‘Be fast, don’t think, be open-minded towards your environment, absorb everything, collect and enjoy being communicative!’ Lomo mantra
Lomography – Is it a science? Is it a religion? No, it’s “an artistic approach to photography” using analogue film which started out in the Vienna underground scene and has now “developed into an international socio-cultural movement”. On Thursday last week, the first UK shop opened in Newburgh Street, (just behind London’s Carnaby Street), a fitting home for these plastic retro-feel analogue cameras, and associated products. Followers, we’re told, include creative icons such as David Byrne, Laurie Anderson, Underworld, Moby, Nabayoshi Araki, Daft Punk, Bady Minck and the Leningrad Cowboys.
Judging from the dedication it must have taken for the team to plaster the walls, which are fetchingly arranged into groups to form a lomosaic (see, they’ve got me at it), and the enthusiasm of the few lomographers I chatted to at the shop’s opening, it seems that lomography is a lifestyle, or at least it’s being positioned as one.
Beneath the surface, lies a creative premise: “(B)ased on the playful combination of lo-tech and hi-tech and the amalgamation of a cultural institution with a commercial photographic and design company. And this approach has provided our Lomography movement with a very exquisite role in this age of global borderless (tele) communications wherever images, language and text are involved.”
But how much of this is publicity speak, and how much is the real deal, remains to be examined. Lomo sceptic Mark Hahn comments on the marketing strategy in a post, providing a counter view to the spin. Lomography is being branded as a hybrid creative culture; a fusion of punk DIY ethics played out in the world of cyber communication, of shooting analogue images and then using digital platforms to distribute. I haven’t used a Lomo yet, but as soon as I can get hold of one, I’ll give it a go and prepare to enter The Lomo Zone. There’s even a 10 Golden Rules of Lomography.
The Lomo philosophy

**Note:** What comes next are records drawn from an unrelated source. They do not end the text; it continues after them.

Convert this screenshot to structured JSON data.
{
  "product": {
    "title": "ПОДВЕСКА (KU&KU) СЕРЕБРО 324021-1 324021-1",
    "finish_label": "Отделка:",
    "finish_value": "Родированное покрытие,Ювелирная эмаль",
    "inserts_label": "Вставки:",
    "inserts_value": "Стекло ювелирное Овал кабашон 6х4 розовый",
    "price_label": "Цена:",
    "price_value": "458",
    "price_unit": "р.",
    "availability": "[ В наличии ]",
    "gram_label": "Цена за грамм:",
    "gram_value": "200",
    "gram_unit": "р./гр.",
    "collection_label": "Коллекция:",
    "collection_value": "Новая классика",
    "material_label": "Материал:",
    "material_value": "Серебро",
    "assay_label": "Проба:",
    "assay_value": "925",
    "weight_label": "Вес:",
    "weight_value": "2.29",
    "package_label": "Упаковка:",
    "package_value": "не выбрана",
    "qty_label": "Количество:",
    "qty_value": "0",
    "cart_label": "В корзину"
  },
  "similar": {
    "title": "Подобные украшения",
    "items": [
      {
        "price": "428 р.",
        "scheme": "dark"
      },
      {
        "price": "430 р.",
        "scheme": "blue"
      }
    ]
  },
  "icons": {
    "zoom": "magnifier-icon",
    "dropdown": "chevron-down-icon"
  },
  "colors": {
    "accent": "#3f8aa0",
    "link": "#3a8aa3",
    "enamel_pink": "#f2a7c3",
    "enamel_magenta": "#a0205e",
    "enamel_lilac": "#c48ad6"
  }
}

This is lifestyle photography with followers whose rallying call is The Future is Analogue. The initial idea was to take “as many photographs (Lomographs) as possible in the most impossible of situations possible and from the most unusual positions possible, and then to have them developed as cheaply as possible.
Lomography, lomographers and lomographs
The idea of Lomography which “encompasses an interactive, democratic, social, cultural, vivid, blurred and crazy way of life” using “photography as a creative approach to communicating, absorbing and capturing the world”. The people who take the pictures are known as lomographers and there are (so the PR says) “over 500,000 active members across the world”. And the photos, well, they’re called lomographs.
The early years
In the early 1990s the founders, students from Vienna, Austria, “discovered a small enigmatic Russian camera, the Lomo Kompakt Automat” in a shop in Prague, and “started a new style of artistic experimental photography.” Since then, numerous exhibitions, interactive projects, events and live visuals have been held and performed worldwide in galleries, museums, people’s homes, clubs, bars, shops, abandoned buildings, planetariums, factories or stations, and are accompanied by programmes of photo competitions and events with special visual and music performances.
The Lomography Gallery Store , see footage shot at the opening, will be holding workshops including:
Who is the Lomo Compact Automat? 3 October 2009 (2pm-5pm)
“Adam Scott helped compile the LC-A book which took no less than two years. Here he will tell you the whole story and nothing but the story! Oh and then he’ll take you out to shoot with the LC-A!” £5 admission includes loan of a camera and a roll of film.